By David Rosenfeld

Despite being created to regulate investor-owned utilities, the California Public Utilities Commission (CPUC)  proposed a giveaway to utilities that would boost their profits at the expense of the average person, family-supporting jobs, and California’s clean energy promises.

The giveaway came in the form of a proposed decision to slash net metering, the policy that makes it possible for solar energy to be affordable and accessible for all Californians.

The proposed decision claims to back equity and inclusion — but the math doesn’t add up.

A $57-a-month solar penalty fee for Californians, the highest in the country.

A slashing of export credits for all solar users, including schools and churches. A reduction in protections for existing solar customers by five years.

If the CPUC values equity, why would they gut the very program that has helped solar reach around half of middle- and working-class neighborhoods?

If they value inclusion, why would they make it more expensive, not less, for those moving into new homes?

Why would they privilege utility greed over hundreds of thousands of local, skilled jobs, in the aftermath of a global pandemic?

It’s not like this utility-backed proposal is popular. Recent polling shows a super-majority of 80 percent of voters across parties support net metering and 85 percent of voters want to see California either maintain its current commitment or do more to encourage and expand rooftop solar across the state.

What’s at stake?

Energy affordability and tens of thousands of jobs and local small businesses all around the state.

Gutting net metering also raises the question of whether California politicians are actually committed to their promises to reduce air pollution and increase renewable energy — or if these too are just empty pledges intended to pander to voters.

The math is clear — California simply cannot meet its clean energy goals without a deep commitment to growing rooftop solar.

Less rooftop solar, also means more utility-scale solar developments, which negatively impacts vulnerable open spaces and wildlife habitats.

They’re also more expensive than rooftop solar, but also more profitable for utilities. Are the politicians doing the math on their “green” promises, or simply the math for the utilities’ bottom line?

In a state grappling with wildfires and constant energy crises, we need to ensure our families, schools, and neighbors can access reliable, resilient, and affordable energy — not pay the price for outdated, unwieldy electric grids. ‘

Making rooftop solar more expensive for working people is incompatible with much of Governor Newsom’s agenda — lower energy bills, an end to blackouts, and a clean energy future.

The fight is not over for solar advocates. Consumers, affordable housing advocates, faith leaders, environmentalists, conservationists, climate activists, and solar workers and small businesses will continue calling on the CPUC and Governor Newsom to stop the utility profit grab and keep solar growing in California.   

This fight boils down to the values that make our state great.

The big utilities want to protect their control over energy to protect their billions in profit.

Our diverse coalition of solar advocates want equitable energy—where people are free to generate and distribute their own energy in more affordable ways.

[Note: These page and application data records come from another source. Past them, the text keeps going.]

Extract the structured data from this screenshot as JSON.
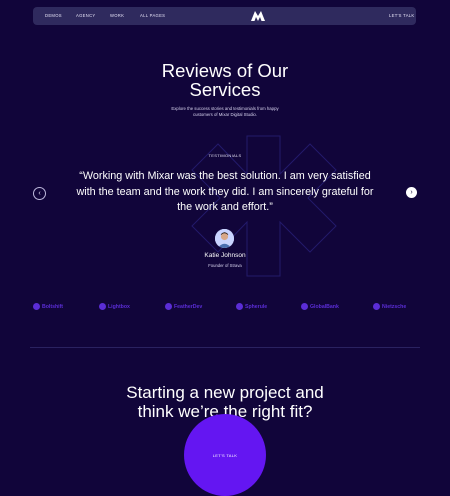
{
  "colors": {
    "background": "#11053a",
    "nav_background": "#2f2a5e",
    "accent": "#6416f2",
    "brand_logo": "#5b2dd6",
    "decor_line": "#231a6b"
  },
  "nav": {
    "links": [
      "DEMOS",
      "AGENCY",
      "WORK",
      "ALL PAGES"
    ],
    "logo_icon": "mixar-logo-icon",
    "cta": "LET'S TALK"
  },
  "hero": {
    "title_line1": "Reviews of Our",
    "title_line2": "Services",
    "subtitle_line1": "Explore the success stories and testimonials from happy",
    "subtitle_line2": "customers of Mixar Digital Studio."
  },
  "testimonials": {
    "label": "TESTIMONIALS",
    "quote": "“Working with Mixar was the best solution. I am very satisfied with the team and the work they did. I am sincerely grateful for the work and effort.”",
    "prev_icon": "chevron-left-icon",
    "next_icon": "chevron-right-icon",
    "person": {
      "name": "Katie Johnson",
      "role": "Founder of Strava"
    }
  },
  "brands": [
    "Boltshift",
    "Lightbox",
    "FeatherDev",
    "Spherule",
    "GlobalBank",
    "Nietzsche"
  ],
  "cta": {
    "title_line1": "Starting a new project and",
    "title_line2": "think we’re the right fit?",
    "button": "LET'S TALK"
  }
}
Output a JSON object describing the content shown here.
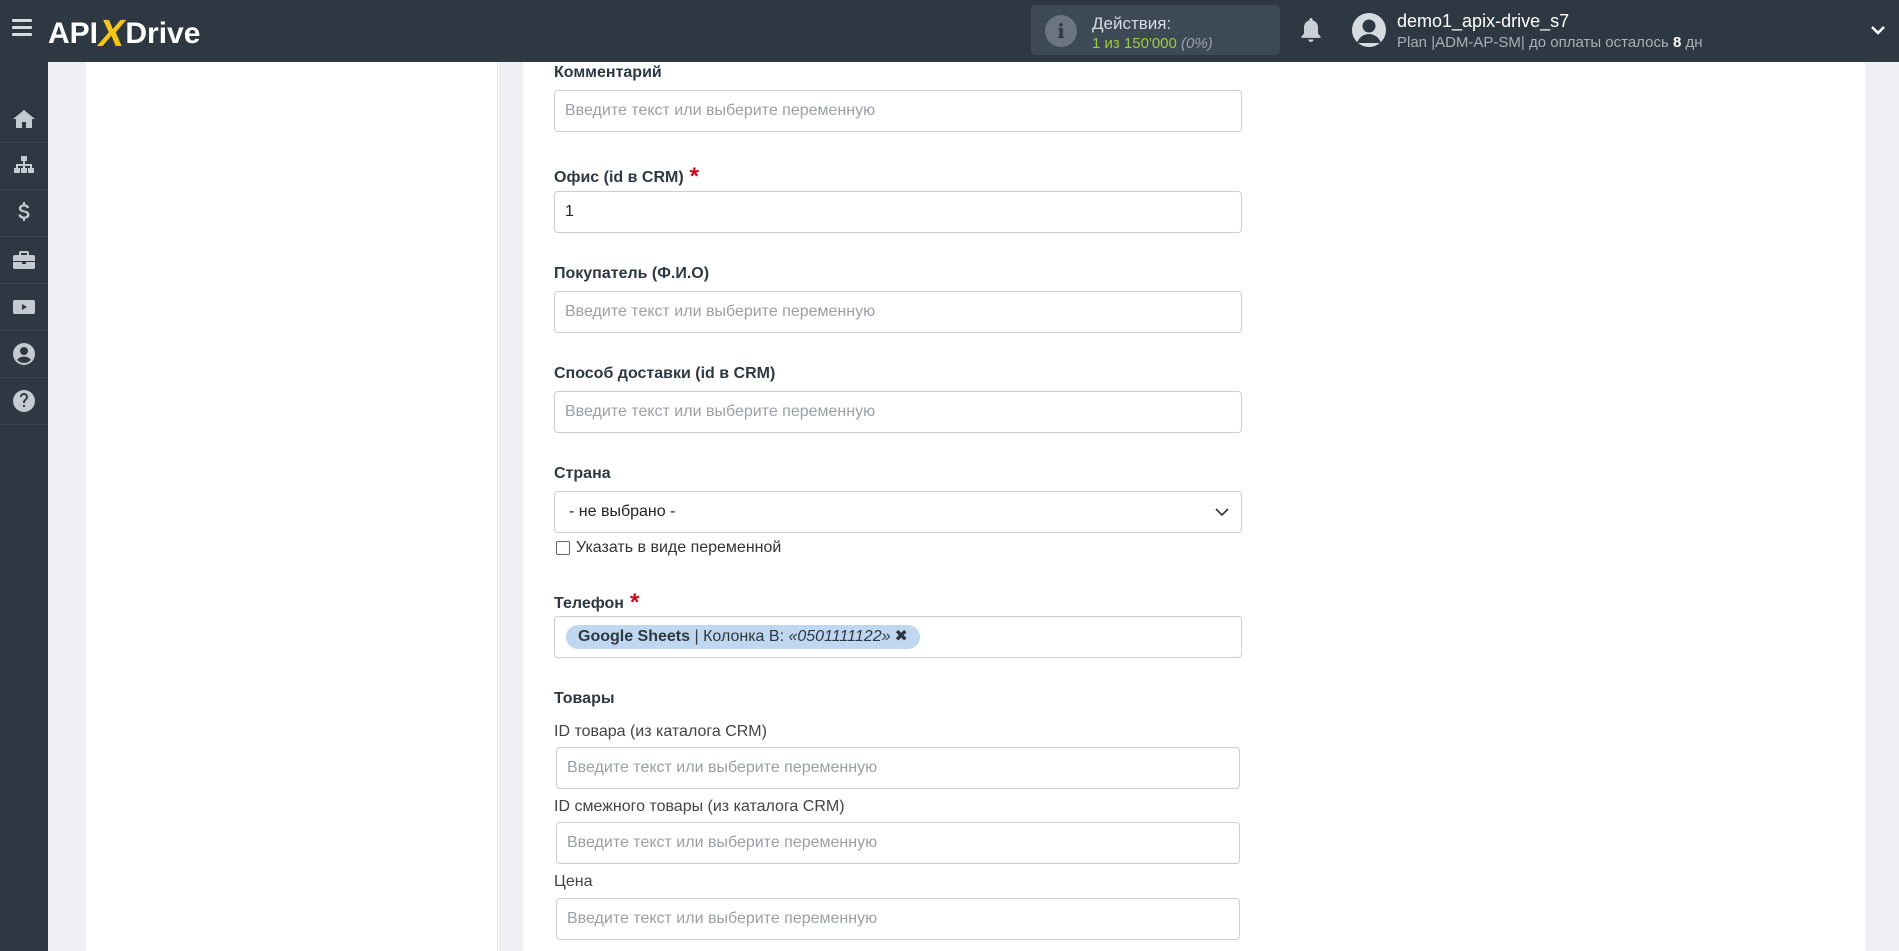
{
  "header": {
    "logo_api": "API",
    "logo_x": "X",
    "logo_drive": "Drive",
    "actions_title": "Действия:",
    "actions_used": "1 из 150'000",
    "actions_pct": "(0%)",
    "user_name": "demo1_apix-drive_s7",
    "plan_prefix": "Plan |ADM-AP-SM| до оплаты осталось ",
    "plan_days": "8",
    "plan_suffix": " дн"
  },
  "sidebar": {
    "items": [
      "home-icon",
      "sitemap-icon",
      "dollar-icon",
      "briefcase-icon",
      "youtube-icon",
      "user-circle-icon",
      "help-icon"
    ]
  },
  "form": {
    "comment_label": "Комментарий",
    "comment_placeholder": "Введите текст или выберите переменную",
    "office_label": "Офис (id в CRM)",
    "office_value": "1",
    "buyer_label": "Покупатель (Ф.И.О)",
    "buyer_placeholder": "Введите текст или выберите переменную",
    "delivery_label": "Способ доставки (id в CRM)",
    "delivery_placeholder": "Введите текст или выберите переменную",
    "country_label": "Страна",
    "country_value": "- не выбрано -",
    "as_variable_label": "Указать в виде переменной",
    "phone_label": "Телефон",
    "phone_tag_source": "Google Sheets",
    "phone_tag_column": " | Колонка B: ",
    "phone_tag_value": "«0501111122»",
    "phone_tag_remove": "✖",
    "required_mark": "*",
    "products_label": "Товары",
    "product_id_label": "ID товара (из каталога CRM)",
    "product_id_placeholder": "Введите текст или выберите переменную",
    "related_id_label": "ID смежного товары (из каталога CRM)",
    "related_id_placeholder": "Введите текст или выберите переменную",
    "price_label": "Цена",
    "price_placeholder": "Введите текст или выберите переменную"
  },
  "colors": {
    "header_bg": "#2e3842",
    "accent_green": "#9ccc3d",
    "logo_yellow": "#f5c518",
    "required_red": "#d0021b",
    "tag_bg": "#bfd7ef"
  }
}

We will continue pushing for an energy system that values people over the utilities.

The sun belongs to everyone. Power from the sun should too.

David Rosenfeld is executive director at Solar Rights Alliance